8. The default pinging method is to use UDP. Since UDP seems to be the
most inaccurate way of getting results, I'm not at all sure why thi
was made the default in the first place. On the other hand, I'm not
sure that I want to mess with the default that's been in place for
years; there could be scripts out there that depend on it. If I
were to change the default, I'd probably change it to the "auto"
method, since the purpose of this method is to always return the
most accurate results.
9. The TCP protocol could possibly be improved by allowing the user to
specify a specific port to connect() to. If it is known that the
remote host is, for example, a web server, we are more likely (due
to remote firewall rules) to get an accurate result by trying a
connect() to port 80 than a connect() to port 7.
10. I've not even looked at UDP ping's code yet, but there are
obviously fixes that need to be made. One known issue is that UDP
pings appear to not play nicely with the Socket.pm module on Linux
Please let me know what thoughts you have on this proposal. I've tried
contact Net::Ping's maintainer, Russell Mosemann, for a couple weeks
now, but have gotten no response. Since the module has not been
updated since 1996, and Russell has not (to my knowledge) posted to
comp.lang.perl.* since that time, I'm assuming he's gone incognito. I
would like to know who I need to contact, in lieu of Russell Mosemann,

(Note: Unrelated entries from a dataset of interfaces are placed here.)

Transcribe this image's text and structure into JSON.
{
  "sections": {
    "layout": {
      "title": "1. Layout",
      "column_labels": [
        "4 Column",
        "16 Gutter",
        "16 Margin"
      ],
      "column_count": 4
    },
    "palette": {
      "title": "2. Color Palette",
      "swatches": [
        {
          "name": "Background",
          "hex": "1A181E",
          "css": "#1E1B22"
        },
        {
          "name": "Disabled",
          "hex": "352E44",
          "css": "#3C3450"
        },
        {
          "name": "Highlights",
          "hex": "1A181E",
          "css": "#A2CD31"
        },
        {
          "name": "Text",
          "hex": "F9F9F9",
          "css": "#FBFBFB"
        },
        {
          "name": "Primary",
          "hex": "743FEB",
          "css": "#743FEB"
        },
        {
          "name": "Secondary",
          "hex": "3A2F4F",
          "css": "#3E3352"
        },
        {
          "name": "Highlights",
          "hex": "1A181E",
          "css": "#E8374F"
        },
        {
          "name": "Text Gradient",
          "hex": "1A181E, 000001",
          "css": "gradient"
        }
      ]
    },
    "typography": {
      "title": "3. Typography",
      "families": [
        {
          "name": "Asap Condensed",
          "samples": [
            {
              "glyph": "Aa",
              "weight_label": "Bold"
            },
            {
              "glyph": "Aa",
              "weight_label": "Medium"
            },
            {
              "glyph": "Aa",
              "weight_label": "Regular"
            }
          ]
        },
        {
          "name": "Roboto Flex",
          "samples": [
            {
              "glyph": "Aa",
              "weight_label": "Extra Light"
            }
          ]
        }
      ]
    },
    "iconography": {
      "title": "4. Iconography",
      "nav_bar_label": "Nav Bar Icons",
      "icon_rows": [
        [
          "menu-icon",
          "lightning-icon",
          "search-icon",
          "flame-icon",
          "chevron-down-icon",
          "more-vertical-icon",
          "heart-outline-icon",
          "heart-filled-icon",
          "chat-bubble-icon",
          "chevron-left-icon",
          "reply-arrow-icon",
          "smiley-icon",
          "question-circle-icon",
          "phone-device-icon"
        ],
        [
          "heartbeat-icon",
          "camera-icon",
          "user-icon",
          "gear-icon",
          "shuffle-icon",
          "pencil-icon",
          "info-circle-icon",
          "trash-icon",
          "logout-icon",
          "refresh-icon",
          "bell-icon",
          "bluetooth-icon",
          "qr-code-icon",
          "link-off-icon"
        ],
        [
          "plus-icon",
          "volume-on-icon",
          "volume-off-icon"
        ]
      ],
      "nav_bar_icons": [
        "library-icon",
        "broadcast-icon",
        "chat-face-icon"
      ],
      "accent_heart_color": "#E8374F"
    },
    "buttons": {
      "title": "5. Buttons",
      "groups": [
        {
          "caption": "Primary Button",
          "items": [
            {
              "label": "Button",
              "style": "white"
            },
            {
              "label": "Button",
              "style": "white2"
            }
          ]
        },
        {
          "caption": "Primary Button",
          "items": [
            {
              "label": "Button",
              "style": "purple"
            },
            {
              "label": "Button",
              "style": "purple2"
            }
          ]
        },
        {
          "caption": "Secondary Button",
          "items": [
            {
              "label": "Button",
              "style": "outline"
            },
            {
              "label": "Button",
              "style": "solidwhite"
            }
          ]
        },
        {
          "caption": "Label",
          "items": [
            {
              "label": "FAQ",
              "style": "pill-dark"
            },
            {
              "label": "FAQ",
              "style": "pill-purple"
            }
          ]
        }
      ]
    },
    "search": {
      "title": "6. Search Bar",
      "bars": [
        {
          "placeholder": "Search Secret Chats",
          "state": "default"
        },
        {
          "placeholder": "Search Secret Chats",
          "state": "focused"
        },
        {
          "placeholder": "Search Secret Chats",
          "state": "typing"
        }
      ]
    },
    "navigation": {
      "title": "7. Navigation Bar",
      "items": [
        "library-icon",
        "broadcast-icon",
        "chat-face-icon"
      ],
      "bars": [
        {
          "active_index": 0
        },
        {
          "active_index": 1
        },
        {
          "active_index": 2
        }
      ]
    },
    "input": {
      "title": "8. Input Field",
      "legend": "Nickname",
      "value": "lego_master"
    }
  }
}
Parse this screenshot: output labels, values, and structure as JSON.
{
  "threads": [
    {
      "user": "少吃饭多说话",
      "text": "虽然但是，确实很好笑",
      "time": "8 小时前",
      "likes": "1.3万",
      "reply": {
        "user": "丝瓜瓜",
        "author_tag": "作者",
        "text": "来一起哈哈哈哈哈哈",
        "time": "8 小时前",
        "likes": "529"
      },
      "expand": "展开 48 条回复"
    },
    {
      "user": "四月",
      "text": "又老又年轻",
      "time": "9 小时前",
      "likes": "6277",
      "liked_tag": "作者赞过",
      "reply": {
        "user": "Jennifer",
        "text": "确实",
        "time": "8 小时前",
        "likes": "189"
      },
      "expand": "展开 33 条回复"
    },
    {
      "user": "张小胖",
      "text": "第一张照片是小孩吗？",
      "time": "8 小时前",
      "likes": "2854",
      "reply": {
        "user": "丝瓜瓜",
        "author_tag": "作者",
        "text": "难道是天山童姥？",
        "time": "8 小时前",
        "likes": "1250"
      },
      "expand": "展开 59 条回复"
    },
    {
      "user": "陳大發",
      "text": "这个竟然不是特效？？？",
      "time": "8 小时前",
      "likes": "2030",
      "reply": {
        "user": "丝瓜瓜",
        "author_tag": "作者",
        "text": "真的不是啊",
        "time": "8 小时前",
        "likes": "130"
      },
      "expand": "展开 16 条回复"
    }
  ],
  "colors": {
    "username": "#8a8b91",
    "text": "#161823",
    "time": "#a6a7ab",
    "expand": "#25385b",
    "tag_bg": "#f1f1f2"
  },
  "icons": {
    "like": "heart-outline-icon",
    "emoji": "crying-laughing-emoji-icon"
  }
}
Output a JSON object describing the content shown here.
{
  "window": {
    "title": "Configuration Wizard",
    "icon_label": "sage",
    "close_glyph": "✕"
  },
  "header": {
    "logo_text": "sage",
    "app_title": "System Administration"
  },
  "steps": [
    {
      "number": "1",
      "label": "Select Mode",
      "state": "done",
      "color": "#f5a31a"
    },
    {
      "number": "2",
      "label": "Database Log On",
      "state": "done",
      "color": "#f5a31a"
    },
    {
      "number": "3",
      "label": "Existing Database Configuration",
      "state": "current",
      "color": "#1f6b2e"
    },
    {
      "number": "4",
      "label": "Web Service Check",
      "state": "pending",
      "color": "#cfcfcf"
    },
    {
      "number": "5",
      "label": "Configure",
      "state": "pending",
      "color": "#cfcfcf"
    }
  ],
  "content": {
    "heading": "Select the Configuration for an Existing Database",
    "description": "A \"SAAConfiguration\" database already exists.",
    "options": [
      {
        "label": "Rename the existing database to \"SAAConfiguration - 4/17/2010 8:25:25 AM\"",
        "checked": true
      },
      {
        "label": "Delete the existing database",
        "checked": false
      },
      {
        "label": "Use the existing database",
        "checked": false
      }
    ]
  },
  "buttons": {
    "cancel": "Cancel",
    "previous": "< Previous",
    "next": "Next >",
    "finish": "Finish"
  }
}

to submit patches to. If there is no currently-interested maintainer
of Net::Ping, I think I would like to apply for maintainership of this
module; who would I contact to discuss this?
- Colin McMillen (CPAN ID: COLINM)